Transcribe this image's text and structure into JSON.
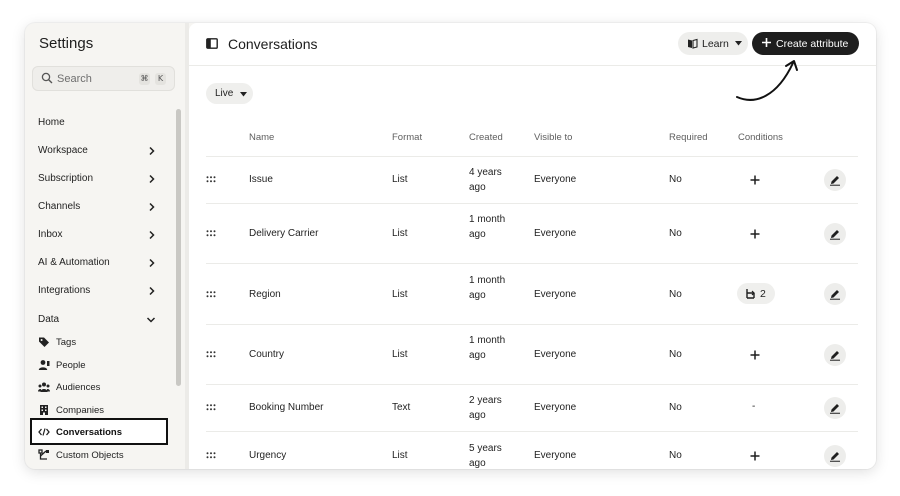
{
  "sidebar": {
    "title": "Settings",
    "search": {
      "placeholder": "Search",
      "shortcut_keys": [
        "⌘",
        "K"
      ]
    },
    "nav_items": [
      {
        "label": "Home",
        "chevron": "none"
      },
      {
        "label": "Workspace",
        "chevron": "chevron-right"
      },
      {
        "label": "Subscription",
        "chevron": "chevron-right"
      },
      {
        "label": "Channels",
        "chevron": "chevron-right"
      },
      {
        "label": "Inbox",
        "chevron": "chevron-right"
      },
      {
        "label": "AI & Automation",
        "chevron": "chevron-right"
      },
      {
        "label": "Integrations",
        "chevron": "chevron-right"
      },
      {
        "label": "Data",
        "chevron": "chevron-down"
      }
    ],
    "data_sub_items": [
      {
        "label": "Tags",
        "icon": "tag-icon"
      },
      {
        "label": "People",
        "icon": "people-icon"
      },
      {
        "label": "Audiences",
        "icon": "audiences-icon"
      },
      {
        "label": "Companies",
        "icon": "companies-icon"
      },
      {
        "label": "Conversations",
        "icon": "code-brackets-icon",
        "active": true
      },
      {
        "label": "Custom Objects",
        "icon": "custom-objects-icon"
      }
    ]
  },
  "header": {
    "title": "Conversations",
    "learn_label": "Learn",
    "create_label": "Create attribute"
  },
  "filter": {
    "label": "Live"
  },
  "table": {
    "columns": [
      "Name",
      "Format",
      "Created",
      "Visible to",
      "Required",
      "Conditions"
    ],
    "rows": [
      {
        "name": "Issue",
        "format": "List",
        "created": "4 years ago",
        "visible_to": "Everyone",
        "required": "No",
        "conditions": "+",
        "conditions_count": null
      },
      {
        "name": "Delivery Carrier",
        "format": "List",
        "created": "1 month ago",
        "visible_to": "Everyone",
        "required": "No",
        "conditions": "+",
        "conditions_count": null
      },
      {
        "name": "Region",
        "format": "List",
        "created": "1 month ago",
        "visible_to": "Everyone",
        "required": "No",
        "conditions": "badge",
        "conditions_count": "2"
      },
      {
        "name": "Country",
        "format": "List",
        "created": "1 month ago",
        "visible_to": "Everyone",
        "required": "No",
        "conditions": "+",
        "conditions_count": null
      },
      {
        "name": "Booking Number",
        "format": "Text",
        "created": "2 years ago",
        "visible_to": "Everyone",
        "required": "No",
        "conditions": "-",
        "conditions_count": null
      },
      {
        "name": "Urgency",
        "format": "List",
        "created": "5 years ago",
        "visible_to": "Everyone",
        "required": "No",
        "conditions": "+",
        "conditions_count": null
      }
    ]
  },
  "colors": {
    "sidebar_bg": "#f6f5f2",
    "primary_button": "#1e1e1e",
    "pill_bg": "#efefed"
  }
}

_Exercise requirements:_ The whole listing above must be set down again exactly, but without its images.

_Written solution:_
Transcribe this image's text and structure into JSON.
{
  "sidebar": {
    "title": "Settings",
    "search": {
      "placeholder": "Search",
      "shortcut_keys": [
        "⌘",
        "K"
      ]
    },
    "nav_items": [
      {
        "label": "Home",
        "chevron": "none"
      },
      {
        "label": "Workspace",
        "chevron": "chevron-right"
      },
      {
        "label": "Subscription",
        "chevron": "chevron-right"
      },
      {
        "label": "Channels",
        "chevron": "chevron-right"
      },
      {
        "label": "Inbox",
        "chevron": "chevron-right"
      },
      {
        "label": "AI & Automation",
        "chevron": "chevron-right"
      },
      {
        "label": "Integrations",
        "chevron": "chevron-right"
      },
      {
        "label": "Data",
        "chevron": "chevron-down"
      }
    ],
    "data_sub_items": [
      {
        "label": "Tags",
        "icon": "tag-icon"
      },
      {
        "label": "People",
        "icon": "people-icon"
      },
      {
        "label": "Audiences",
        "icon": "audiences-icon"
      },
      {
        "label": "Companies",
        "icon": "companies-icon"
      },
      {
        "label": "Conversations",
        "icon": "code-brackets-icon",
        "active": true
      },
      {
        "label": "Custom Objects",
        "icon": "custom-objects-icon"
      }
    ]
  },
  "header": {
    "title": "Conversations",
    "learn_label": "Learn",
    "create_label": "Create attribute"
  },
  "filter": {
    "label": "Live"
  },
  "table": {
    "columns": [
      "Name",
      "Format",
      "Created",
      "Visible to",
      "Required",
      "Conditions"
    ],
    "rows": [
      {
        "name": "Issue",
        "format": "List",
        "created": "4 years ago",
        "visible_to": "Everyone",
        "required": "No",
        "conditions": "+",
        "conditions_count": null
      },
      {
        "name": "Delivery Carrier",
        "format": "List",
        "created": "1 month ago",
        "visible_to": "Everyone",
        "required": "No",
        "conditions": "+",
        "conditions_count": null
      },
      {
        "name": "Region",
        "format": "List",
        "created": "1 month ago",
        "visible_to": "Everyone",
        "required": "No",
        "conditions": "badge",
        "conditions_count": "2"
      },
      {
        "name": "Country",
        "format": "List",
        "created": "1 month ago",
        "visible_to": "Everyone",
        "required": "No",
        "conditions": "+",
        "conditions_count": null
      },
      {
        "name": "Booking Number",
        "format": "Text",
        "created": "2 years ago",
        "visible_to": "Everyone",
        "required": "No",
        "conditions": "-",
        "conditions_count": null
      },
      {
        "name": "Urgency",
        "format": "List",
        "created": "5 years ago",
        "visible_to": "Everyone",
        "required": "No",
        "conditions": "+",
        "conditions_count": null
      }
    ]
  },
  "colors": {
    "sidebar_bg": "#f6f5f2",
    "primary_button": "#1e1e1e",
    "pill_bg": "#efefed"
  }
}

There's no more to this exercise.